A dog changes your life in unexpectedly fundamental ways.
You become fitter, due to long hours spent hiking along country paths and yomping around parks and fields. Hardier, too – the rain might be lashing down, the wind screaming, the trees bending dangerously, but the dog still needs to poo, still needs to exercise, still needs to chase (and fall hopelessly short of catching) the squirrels and snuffle whatever unmentionables she finds among the weeds.
Your idea of what makes a good holiday alters. The thought of a chilled week on a Mediterranean playa or a luxurious weekend city break in an elegant European capital suddenly pales in comparison to a 6am run with the pup along a freezing stretch of stony beach in some unfriendly Scottish resort.
“Do they take dogs?” becomes the essential question. Also, “Does the main bed have room for her too?”, “Does this restaurant have a dog menu?” and “Will anyone bother if we leave her in the bedroom for an hour and she howls like a wolf the whole time?”
Your wardrobe changes. Early experiments with existing clothes, with jeans, overcoats and what I thought passed for all-weather shoes, ended in gungey, unsalvageable ruin. I now have wellies, waterproof trousers, and jackets that could withstand the Scott expedition. I have thermal gloves, a variety of preposterous hats, and piles of socks that wouldn’t look out of place worn with a kilt. Despite this, I still often return drenched, chilled and filthy.
And smiling. I wouldn’t swap it for the world. We’ve had Ruby, our vizsla, for just over two years. She is, like all vizslas, nuts. Untireable, crazily affectionate, so fast that only whippets and greyhounds can outpace her. She talks a lot – another facet of the breed – and likes to sit on my chest for long periods pressing her fuzzy forehead against mine and squawking her inner thoughts. She wuffs gently at noises in the night.
Our family spends more time together. Dog-centric time. On long weekend walks, we talk more to each other than we have before, explore in greater depth what’s going on in all our lives, always laughing at whatever scrape Ruby has just got herself into. She has a different relationship with each of us: our youngest is treated gently, the elder two like boisterous members of her pack, my wife and I like the alphas. Very often, there seems very little separating the two species. I’m certainly not sure which is the superior.

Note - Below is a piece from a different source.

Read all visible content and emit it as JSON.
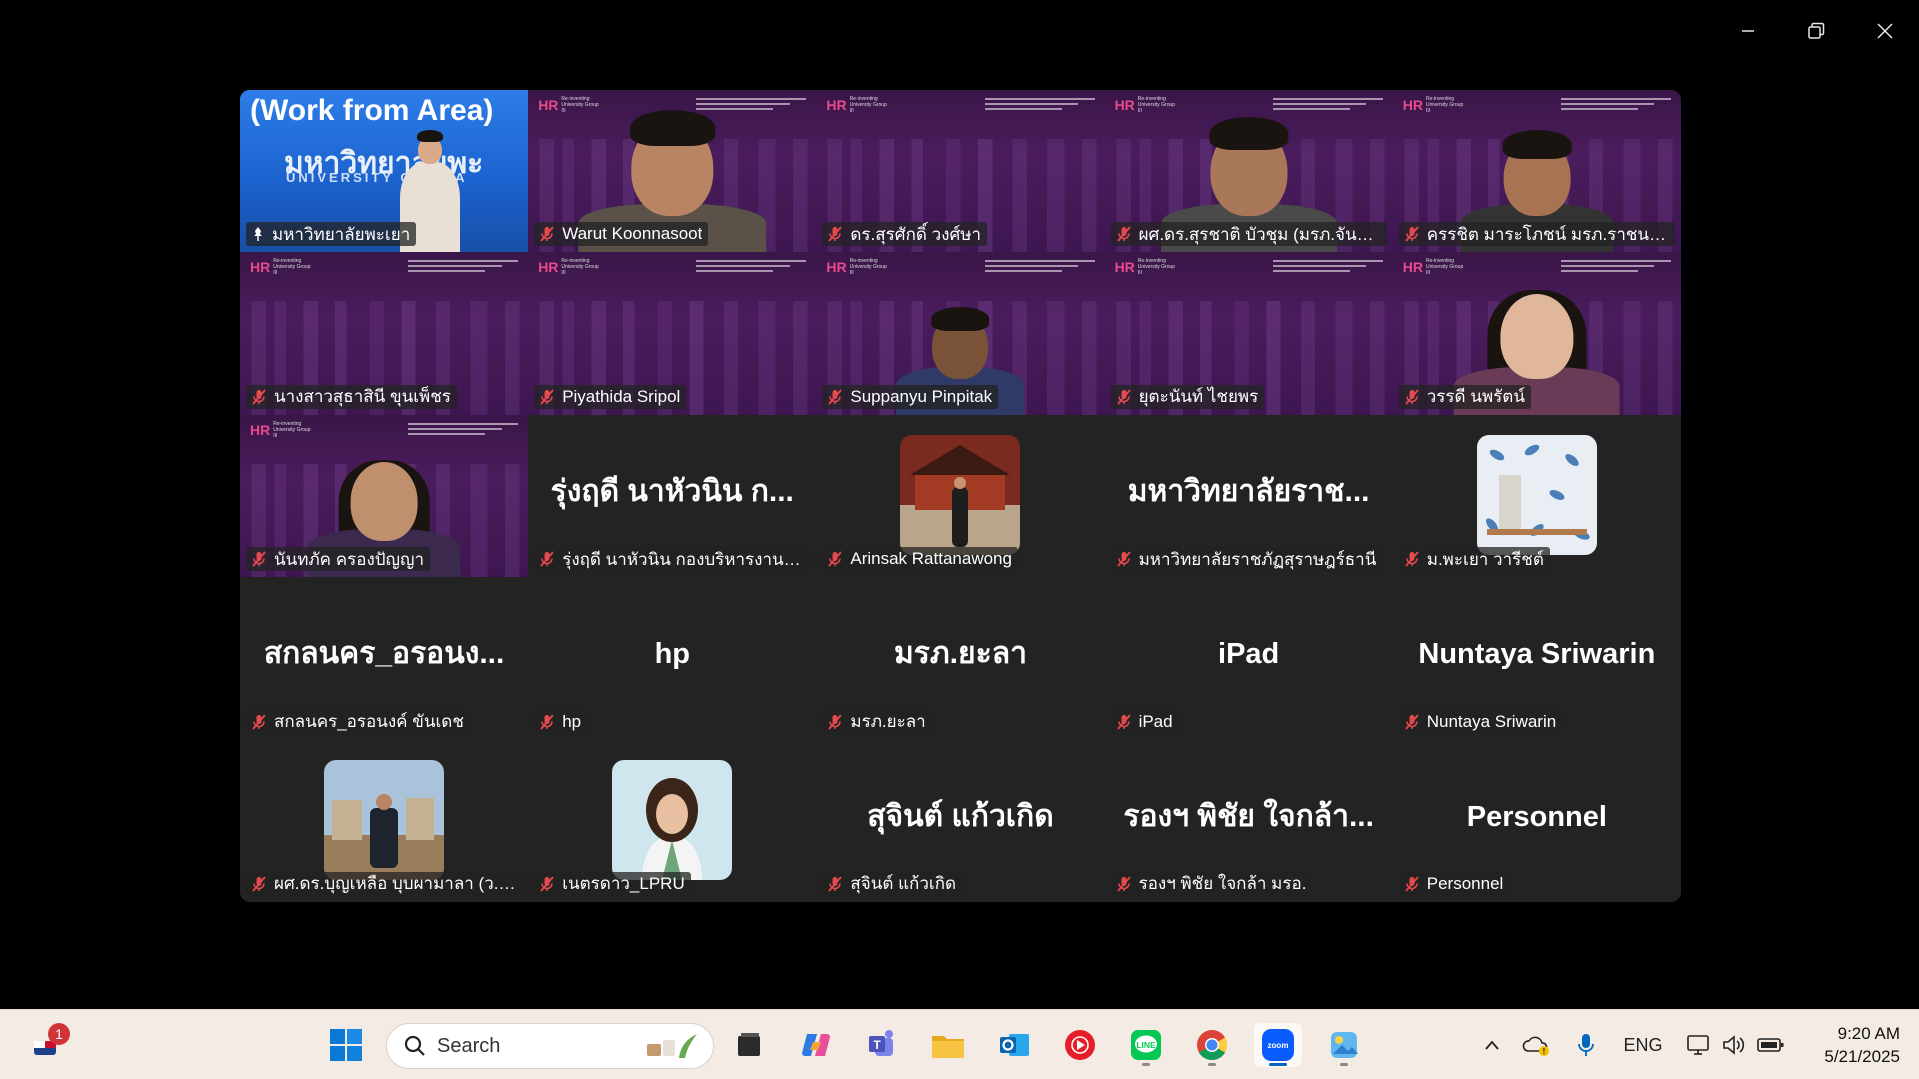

The biggest surprise, though? I hadn’t realised that with a dog comes a new circle of friends. This is what we might call the Fraternity of Dog Walkers. Over the past few months, I feel like I’ve come to know these people quite extraordinarily well. I see them more often than I do my friends and many of my relations. We share intimacies, talk about personal problems, keep each other up to date with the travails of our various offspring.
Yet they are undoubtedly still strangers. I couldn’t tell you any of their names – I think one might be called Alec – and I doubt they could tell you mine. We are known to each other and recognised via our dogs. I’m Ruby’s owner, and that’s enough.
So my circle includes the pug Sir Francis (given his full title at all times), another pug called Cosmo and a magnificent puggle (half pug, half beagle) called Ralph. There’s Harry McKenzie the scottie (again, always given his full status), a vast array of Labradors and retrievers called things like Baxter and Duncan and Luna. There’s the fearless Dolly, a tiny, dark bundle of fur who chases all the bigger dogs and steals their sticks and balls. And there’s Bonnie, an English sheepdog who grabs Ruby’s collar in her teeth and drags her around the park, much to the latter’s confusion.
They are all, to a dog, glorious.
Those sessions are like free group therapy, a pool of compassion and experience that both soothes and advises. The older owners, with their aged, slow-moving pooches, have been through it all, and can talk you through pressing situations, from coping with this child’s troubling behaviour to that child’s departure for university. They have anecdotes about the local area and its characters stretching back decades. The younger crowd swap stories of house-buying, which nurseries and schools are best, and how to calm that new puppy that destroys everything in sight.
There’s football chat (one guy’s a Falkirk fan amid a Stirling Albion crowd – he’s tolerated) and the usual preliminaries about the weather. But it’s not always light. We’ve been through life-changing illness together, depression and loss – all of it met with understanding, empathy and good common sense. It’s a good environment to air the stresses of work and the irritations of colleagues. Perspective is lent to the daily aggravations of life, with a healthy dose of dry and dark humour.
As someone who prefers to avoid public gatherings and the wearying expectation of small talk, I nevertheless find myself drawn to that hooded huddle in the middle of the park – the weatherbeaten, indestructible, sagacious dog-walkers.
Chris Deerin is a leading journalist and commentator who heads independent, non-party think-tank Reform Scotland